Team ropers work as partners: one header and one heeler who move in precise coordination. The key to success? Hard work and endless practice. Team roping partners must perfect their timing, both as a team and with their respective horses.
The mounted cowboys start in the “box.” When the header nods, the chute gate opens and the steer gets a head start. Ropers are assessed a 10-second penalty if the header breaks the barrier before the steer completes his head start. The header ropes first and must make one of three legal catches on the steer:
1. Around both horns
2. Around one horn and the head
3. Around the neck
Any other catch is illegal and disqualifies the team. As soon as the header dallies – wraps his rope around his saddle horn – and pulls the rope taut, the direction of the steer is changed. That gives the heeler the opportunity to catch both of the steer’s hind legs with his own rope; catching only one means a 5-second penalty for the team.
After the catch, the heeler also dallies, to stop the steer. When the ropes are taut and both horses face the steer, the time is recorded. Times vary widely depending on the size of the arena.
Like many other rodeo events, team roping grew out of the ranch chores of the past.
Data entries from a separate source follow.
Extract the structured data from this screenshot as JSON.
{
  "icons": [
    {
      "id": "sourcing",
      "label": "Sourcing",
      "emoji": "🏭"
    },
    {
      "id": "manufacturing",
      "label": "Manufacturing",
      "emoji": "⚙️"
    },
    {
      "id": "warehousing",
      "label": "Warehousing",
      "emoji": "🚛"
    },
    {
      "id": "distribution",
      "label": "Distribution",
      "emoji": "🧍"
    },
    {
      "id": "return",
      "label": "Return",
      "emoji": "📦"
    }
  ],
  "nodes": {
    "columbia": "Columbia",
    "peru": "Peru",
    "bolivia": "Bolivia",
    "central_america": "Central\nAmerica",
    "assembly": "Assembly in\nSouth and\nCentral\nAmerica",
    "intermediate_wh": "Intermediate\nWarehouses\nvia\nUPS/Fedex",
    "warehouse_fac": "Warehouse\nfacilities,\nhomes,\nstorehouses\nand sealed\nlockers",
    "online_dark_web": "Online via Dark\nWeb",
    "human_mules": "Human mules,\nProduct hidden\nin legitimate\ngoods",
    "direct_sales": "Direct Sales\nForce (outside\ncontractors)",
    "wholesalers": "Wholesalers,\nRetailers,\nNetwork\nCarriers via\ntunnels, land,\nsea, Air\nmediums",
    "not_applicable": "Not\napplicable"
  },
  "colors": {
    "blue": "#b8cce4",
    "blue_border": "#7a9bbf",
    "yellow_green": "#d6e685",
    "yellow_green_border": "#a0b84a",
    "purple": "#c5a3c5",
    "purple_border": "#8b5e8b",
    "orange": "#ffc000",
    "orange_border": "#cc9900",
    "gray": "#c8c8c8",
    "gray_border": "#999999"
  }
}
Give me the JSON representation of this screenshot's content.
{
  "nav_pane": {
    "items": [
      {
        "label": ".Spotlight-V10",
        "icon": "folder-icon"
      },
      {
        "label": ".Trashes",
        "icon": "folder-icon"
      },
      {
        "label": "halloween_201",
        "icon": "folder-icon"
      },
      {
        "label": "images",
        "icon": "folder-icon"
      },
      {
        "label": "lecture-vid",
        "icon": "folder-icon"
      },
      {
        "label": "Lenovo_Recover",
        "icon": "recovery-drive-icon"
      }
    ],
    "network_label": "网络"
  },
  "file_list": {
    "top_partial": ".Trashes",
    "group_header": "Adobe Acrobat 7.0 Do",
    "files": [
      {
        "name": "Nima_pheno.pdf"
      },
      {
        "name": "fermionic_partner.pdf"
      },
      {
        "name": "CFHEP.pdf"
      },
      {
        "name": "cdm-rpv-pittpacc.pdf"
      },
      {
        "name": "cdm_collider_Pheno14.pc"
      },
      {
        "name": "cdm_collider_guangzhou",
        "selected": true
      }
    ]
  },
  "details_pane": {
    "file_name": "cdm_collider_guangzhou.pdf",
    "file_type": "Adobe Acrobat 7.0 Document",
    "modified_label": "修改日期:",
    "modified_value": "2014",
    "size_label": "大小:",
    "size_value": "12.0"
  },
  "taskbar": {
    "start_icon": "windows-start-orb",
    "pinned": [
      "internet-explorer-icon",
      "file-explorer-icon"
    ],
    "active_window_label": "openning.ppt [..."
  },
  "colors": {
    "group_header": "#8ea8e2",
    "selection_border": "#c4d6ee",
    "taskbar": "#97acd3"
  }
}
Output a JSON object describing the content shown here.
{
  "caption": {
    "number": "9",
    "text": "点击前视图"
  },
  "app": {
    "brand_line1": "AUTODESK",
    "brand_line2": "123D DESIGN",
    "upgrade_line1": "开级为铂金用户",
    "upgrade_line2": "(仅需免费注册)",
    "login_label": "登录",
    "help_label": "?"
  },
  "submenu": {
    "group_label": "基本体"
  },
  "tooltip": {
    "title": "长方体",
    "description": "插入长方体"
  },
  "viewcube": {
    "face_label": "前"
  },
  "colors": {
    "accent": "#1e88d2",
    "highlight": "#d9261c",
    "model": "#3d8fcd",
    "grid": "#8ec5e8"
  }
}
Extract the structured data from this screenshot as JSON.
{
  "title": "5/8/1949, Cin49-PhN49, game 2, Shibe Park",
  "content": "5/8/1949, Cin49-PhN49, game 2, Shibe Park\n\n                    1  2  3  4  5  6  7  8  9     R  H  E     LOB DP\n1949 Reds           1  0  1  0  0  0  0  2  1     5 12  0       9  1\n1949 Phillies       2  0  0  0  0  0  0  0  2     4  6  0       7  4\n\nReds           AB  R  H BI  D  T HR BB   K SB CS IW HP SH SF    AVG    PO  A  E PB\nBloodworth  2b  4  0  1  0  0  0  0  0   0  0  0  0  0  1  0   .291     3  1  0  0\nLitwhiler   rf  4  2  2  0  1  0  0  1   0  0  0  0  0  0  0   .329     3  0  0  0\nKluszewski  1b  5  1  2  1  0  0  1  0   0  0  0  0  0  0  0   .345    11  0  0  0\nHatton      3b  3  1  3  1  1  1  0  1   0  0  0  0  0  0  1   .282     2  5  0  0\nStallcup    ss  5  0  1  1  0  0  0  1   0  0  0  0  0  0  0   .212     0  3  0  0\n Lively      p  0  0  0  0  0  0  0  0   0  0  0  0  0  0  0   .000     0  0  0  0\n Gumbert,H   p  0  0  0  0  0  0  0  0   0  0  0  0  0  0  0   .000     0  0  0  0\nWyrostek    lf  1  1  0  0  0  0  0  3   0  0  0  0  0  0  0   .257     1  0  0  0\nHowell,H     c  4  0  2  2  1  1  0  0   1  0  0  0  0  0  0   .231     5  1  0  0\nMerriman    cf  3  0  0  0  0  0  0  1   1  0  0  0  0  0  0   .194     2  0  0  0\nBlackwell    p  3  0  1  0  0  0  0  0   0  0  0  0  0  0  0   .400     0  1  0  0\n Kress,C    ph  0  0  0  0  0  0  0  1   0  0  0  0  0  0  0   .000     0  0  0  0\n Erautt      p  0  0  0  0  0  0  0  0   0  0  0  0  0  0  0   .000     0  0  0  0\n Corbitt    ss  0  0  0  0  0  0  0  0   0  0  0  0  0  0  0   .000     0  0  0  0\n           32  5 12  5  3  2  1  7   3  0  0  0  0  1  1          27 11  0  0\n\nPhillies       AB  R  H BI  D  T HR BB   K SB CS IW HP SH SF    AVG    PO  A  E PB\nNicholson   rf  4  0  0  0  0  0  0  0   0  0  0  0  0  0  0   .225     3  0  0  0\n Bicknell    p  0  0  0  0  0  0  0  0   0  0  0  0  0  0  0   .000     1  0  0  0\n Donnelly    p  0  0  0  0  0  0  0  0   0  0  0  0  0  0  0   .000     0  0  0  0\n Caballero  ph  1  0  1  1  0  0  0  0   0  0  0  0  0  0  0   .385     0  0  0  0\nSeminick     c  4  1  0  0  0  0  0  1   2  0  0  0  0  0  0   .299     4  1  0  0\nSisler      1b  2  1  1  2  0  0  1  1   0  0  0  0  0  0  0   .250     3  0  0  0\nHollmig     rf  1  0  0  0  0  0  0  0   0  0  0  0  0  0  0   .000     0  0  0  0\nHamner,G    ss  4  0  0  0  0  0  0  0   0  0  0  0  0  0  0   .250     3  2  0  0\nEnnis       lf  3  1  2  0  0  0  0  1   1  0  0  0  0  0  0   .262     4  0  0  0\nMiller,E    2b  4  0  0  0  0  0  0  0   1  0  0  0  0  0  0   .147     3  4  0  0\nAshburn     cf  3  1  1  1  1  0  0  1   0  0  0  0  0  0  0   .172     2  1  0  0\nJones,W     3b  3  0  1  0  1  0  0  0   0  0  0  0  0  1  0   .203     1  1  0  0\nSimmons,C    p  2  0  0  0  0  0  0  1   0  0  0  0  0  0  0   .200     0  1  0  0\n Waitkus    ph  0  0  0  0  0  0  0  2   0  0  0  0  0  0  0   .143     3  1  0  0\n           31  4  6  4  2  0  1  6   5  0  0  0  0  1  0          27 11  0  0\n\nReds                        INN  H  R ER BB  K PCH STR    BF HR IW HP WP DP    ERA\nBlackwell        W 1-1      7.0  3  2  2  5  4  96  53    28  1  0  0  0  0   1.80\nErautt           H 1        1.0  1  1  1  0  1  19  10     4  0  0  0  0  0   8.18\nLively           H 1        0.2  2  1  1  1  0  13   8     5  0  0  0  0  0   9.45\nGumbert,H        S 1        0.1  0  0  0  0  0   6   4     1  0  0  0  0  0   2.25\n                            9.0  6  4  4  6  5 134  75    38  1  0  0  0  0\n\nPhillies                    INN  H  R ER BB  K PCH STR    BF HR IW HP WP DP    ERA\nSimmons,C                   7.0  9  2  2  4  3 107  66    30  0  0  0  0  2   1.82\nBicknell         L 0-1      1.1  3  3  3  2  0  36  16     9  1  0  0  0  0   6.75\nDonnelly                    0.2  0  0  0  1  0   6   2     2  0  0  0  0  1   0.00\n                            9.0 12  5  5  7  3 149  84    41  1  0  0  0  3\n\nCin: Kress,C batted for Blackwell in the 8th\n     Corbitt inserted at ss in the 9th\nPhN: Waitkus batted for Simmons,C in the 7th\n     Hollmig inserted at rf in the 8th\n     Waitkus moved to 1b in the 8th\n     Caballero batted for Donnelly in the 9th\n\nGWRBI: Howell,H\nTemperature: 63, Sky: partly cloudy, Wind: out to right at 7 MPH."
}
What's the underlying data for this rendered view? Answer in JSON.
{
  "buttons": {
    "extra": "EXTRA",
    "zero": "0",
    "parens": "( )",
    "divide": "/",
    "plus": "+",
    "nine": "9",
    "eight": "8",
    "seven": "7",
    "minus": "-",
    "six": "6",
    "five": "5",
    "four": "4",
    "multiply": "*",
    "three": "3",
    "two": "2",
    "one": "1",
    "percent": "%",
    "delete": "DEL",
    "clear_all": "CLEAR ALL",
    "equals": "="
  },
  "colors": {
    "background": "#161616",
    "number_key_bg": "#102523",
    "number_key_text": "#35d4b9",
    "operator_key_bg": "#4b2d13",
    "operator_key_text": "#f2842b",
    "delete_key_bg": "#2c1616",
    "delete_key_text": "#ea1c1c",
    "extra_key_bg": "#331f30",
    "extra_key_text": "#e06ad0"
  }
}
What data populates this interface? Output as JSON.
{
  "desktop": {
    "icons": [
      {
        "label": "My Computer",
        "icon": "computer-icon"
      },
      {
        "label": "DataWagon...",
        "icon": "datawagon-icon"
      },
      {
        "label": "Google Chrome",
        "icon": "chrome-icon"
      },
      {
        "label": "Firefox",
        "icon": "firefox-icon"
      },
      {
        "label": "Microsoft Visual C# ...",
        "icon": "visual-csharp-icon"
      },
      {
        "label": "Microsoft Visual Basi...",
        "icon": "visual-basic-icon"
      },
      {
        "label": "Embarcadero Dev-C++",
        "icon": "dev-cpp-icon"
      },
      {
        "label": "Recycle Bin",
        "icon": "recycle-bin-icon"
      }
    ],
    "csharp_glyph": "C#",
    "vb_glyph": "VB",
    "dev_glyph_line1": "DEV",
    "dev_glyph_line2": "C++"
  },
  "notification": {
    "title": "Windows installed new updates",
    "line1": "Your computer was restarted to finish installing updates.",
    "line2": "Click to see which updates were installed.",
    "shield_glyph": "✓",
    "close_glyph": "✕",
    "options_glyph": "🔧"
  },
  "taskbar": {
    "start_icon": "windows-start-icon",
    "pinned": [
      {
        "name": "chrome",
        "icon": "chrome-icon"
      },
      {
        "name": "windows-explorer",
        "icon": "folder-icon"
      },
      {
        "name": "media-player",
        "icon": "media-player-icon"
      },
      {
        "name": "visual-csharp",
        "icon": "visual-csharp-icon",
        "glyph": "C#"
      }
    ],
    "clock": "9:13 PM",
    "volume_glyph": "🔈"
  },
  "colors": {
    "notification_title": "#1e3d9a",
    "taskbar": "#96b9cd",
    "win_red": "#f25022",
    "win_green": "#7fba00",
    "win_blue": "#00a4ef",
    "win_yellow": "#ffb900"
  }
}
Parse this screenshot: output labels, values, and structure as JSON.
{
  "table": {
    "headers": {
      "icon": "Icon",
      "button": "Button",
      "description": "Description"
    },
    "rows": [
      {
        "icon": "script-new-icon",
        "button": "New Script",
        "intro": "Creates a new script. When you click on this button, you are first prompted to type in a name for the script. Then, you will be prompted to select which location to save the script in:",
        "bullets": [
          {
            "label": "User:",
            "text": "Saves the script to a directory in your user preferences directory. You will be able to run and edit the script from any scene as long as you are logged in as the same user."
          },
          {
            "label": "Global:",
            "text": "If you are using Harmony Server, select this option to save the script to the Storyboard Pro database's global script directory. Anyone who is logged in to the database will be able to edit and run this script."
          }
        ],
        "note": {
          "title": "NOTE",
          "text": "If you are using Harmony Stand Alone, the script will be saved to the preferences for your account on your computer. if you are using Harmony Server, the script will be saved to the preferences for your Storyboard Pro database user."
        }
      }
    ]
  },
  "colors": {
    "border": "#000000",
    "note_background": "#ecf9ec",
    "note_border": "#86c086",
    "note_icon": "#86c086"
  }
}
Larger cattle would have to be immobilized for branding and doctoring by two ropers due to their strength and size.